### Work order
Everything in the listing must be repeated word for word.

### Dataset
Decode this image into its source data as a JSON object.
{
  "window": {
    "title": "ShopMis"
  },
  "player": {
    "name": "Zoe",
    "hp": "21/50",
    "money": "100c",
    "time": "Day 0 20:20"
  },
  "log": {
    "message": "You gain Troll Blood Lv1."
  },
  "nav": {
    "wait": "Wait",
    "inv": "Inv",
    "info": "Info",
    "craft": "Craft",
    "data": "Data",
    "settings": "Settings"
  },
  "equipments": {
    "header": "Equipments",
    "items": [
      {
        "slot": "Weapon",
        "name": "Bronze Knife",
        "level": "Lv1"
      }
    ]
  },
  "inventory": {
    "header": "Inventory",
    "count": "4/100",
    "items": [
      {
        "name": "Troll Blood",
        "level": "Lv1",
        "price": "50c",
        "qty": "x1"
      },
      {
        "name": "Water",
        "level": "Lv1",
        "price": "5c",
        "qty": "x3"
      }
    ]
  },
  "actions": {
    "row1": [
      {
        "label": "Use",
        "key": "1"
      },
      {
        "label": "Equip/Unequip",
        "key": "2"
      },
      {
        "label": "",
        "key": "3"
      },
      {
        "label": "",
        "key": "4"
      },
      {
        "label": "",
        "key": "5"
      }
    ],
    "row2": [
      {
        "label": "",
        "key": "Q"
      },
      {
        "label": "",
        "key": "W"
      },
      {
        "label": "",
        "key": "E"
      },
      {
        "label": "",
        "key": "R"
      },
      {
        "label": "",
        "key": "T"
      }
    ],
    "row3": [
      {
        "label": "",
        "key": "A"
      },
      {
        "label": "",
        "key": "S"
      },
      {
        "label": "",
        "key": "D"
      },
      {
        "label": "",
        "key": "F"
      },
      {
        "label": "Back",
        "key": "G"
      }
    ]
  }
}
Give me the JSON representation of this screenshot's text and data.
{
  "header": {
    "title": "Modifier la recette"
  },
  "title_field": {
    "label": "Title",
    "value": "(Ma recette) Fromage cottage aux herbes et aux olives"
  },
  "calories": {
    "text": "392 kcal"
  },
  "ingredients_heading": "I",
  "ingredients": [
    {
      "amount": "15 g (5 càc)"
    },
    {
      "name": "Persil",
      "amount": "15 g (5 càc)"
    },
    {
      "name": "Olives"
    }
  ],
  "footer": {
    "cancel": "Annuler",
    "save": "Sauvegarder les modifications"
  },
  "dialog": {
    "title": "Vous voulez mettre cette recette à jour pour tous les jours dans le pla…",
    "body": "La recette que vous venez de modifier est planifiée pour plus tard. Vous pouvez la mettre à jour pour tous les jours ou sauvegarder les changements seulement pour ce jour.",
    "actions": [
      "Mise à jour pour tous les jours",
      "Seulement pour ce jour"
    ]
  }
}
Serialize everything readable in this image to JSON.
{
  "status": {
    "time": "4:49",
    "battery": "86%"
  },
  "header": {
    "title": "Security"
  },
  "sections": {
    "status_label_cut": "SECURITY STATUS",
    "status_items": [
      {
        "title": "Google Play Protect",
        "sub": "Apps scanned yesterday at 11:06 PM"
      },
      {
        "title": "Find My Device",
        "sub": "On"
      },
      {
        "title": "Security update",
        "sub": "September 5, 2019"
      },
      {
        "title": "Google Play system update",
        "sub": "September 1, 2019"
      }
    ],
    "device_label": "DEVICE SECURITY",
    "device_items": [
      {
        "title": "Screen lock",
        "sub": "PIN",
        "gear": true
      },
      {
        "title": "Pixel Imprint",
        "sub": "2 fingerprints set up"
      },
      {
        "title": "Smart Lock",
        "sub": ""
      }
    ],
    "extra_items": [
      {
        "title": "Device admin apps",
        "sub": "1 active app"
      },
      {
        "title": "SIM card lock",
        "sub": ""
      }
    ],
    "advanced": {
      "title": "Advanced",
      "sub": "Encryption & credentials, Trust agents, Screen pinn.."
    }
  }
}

### Output for this exercise
Decode this image into its source data as a JSON object.
{
  "window": {
    "title": "ShopMis"
  },
  "player": {
    "name": "Zoe",
    "hp": "21/50",
    "money": "100c",
    "time": "Day 0 20:20"
  },
  "log": {
    "message": "You gain Troll Blood Lv1."
  },
  "nav": {
    "wait": "Wait",
    "inv": "Inv",
    "info": "Info",
    "craft": "Craft",
    "data": "Data",
    "settings": "Settings"
  },
  "equipments": {
    "header": "Equipments",
    "items": [
      {
        "slot": "Weapon",
        "name": "Bronze Knife",
        "level": "Lv1"
      }
    ]
  },
  "inventory": {
    "header": "Inventory",
    "count": "4/100",
    "items": [
      {
        "name": "Troll Blood",
        "level": "Lv1",
        "price": "50c",
        "qty": "x1"
      },
      {
        "name": "Water",
        "level": "Lv1",
        "price": "5c",
        "qty": "x3"
      }
    ]
  },
  "actions": {
    "row1": [
      {
        "label": "Use",
        "key": "1"
      },
      {
        "label": "Equip/Unequip",
        "key": "2"
      },
      {
        "label": "",
        "key": "3"
      },
      {
        "label": "",
        "key": "4"
      },
      {
        "label": "",
        "key": "5"
      }
    ],
    "row2": [
      {
        "label": "",
        "key": "Q"
      },
      {
        "label": "",
        "key": "W"
      },
      {
        "label": "",
        "key": "E"
      },
      {
        "label": "",
        "key": "R"
      },
      {
        "label": "",
        "key": "T"
      }
    ],
    "row3": [
      {
        "label": "",
        "key": "A"
      },
      {
        "label": "",
        "key": "S"
      },
      {
        "label": "",
        "key": "D"
      },
      {
        "label": "",
        "key": "F"
      },
      {
        "label": "Back",
        "key": "G"
      }
    ]
  }
}
Give me the JSON representation of this screenshot's text and data.
{
  "header": {
    "title": "Modifier la recette"
  },
  "title_field": {
    "label": "Title",
    "value": "(Ma recette) Fromage cottage aux herbes et aux olives"
  },
  "calories": {
    "text": "392 kcal"
  },
  "ingredients_heading": "I",
  "ingredients": [
    {
      "amount": "15 g (5 càc)"
    },
    {
      "name": "Persil",
      "amount": "15 g (5 càc)"
    },
    {
      "name": "Olives"
    }
  ],
  "footer": {
    "cancel": "Annuler",
    "save": "Sauvegarder les modifications"
  },
  "dialog": {
    "title": "Vous voulez mettre cette recette à jour pour tous les jours dans le pla…",
    "body": "La recette que vous venez de modifier est planifiée pour plus tard. Vous pouvez la mettre à jour pour tous les jours ou sauvegarder les changements seulement pour ce jour.",
    "actions": [
      "Mise à jour pour tous les jours",
      "Seulement pour ce jour"
    ]
  }
}
Serialize everything readable in this image to JSON.
{
  "status": {
    "time": "4:49",
    "battery": "86%"
  },
  "header": {
    "title": "Security"
  },
  "sections": {
    "status_label_cut": "SECURITY STATUS",
    "status_items": [
      {
        "title": "Google Play Protect",
        "sub": "Apps scanned yesterday at 11:06 PM"
      },
      {
        "title": "Find My Device",
        "sub": "On"
      },
      {
        "title": "Security update",
        "sub": "September 5, 2019"
      },
      {
        "title": "Google Play system update",
        "sub": "September 1, 2019"
      }
    ],
    "device_label": "DEVICE SECURITY",
    "device_items": [
      {
        "title": "Screen lock",
        "sub": "PIN",
        "gear": true
      },
      {
        "title": "Pixel Imprint",
        "sub": "2 fingerprints set up"
      },
      {
        "title": "Smart Lock",
        "sub": ""
      }
    ],
    "extra_items": [
      {
        "title": "Device admin apps",
        "sub": "1 active app"
      },
      {
        "title": "SIM card lock",
        "sub": ""
      }
    ],
    "advanced": {
      "title": "Advanced",
      "sub": "Encryption & credentials, Trust agents, Screen pinn.."
    }
  }
}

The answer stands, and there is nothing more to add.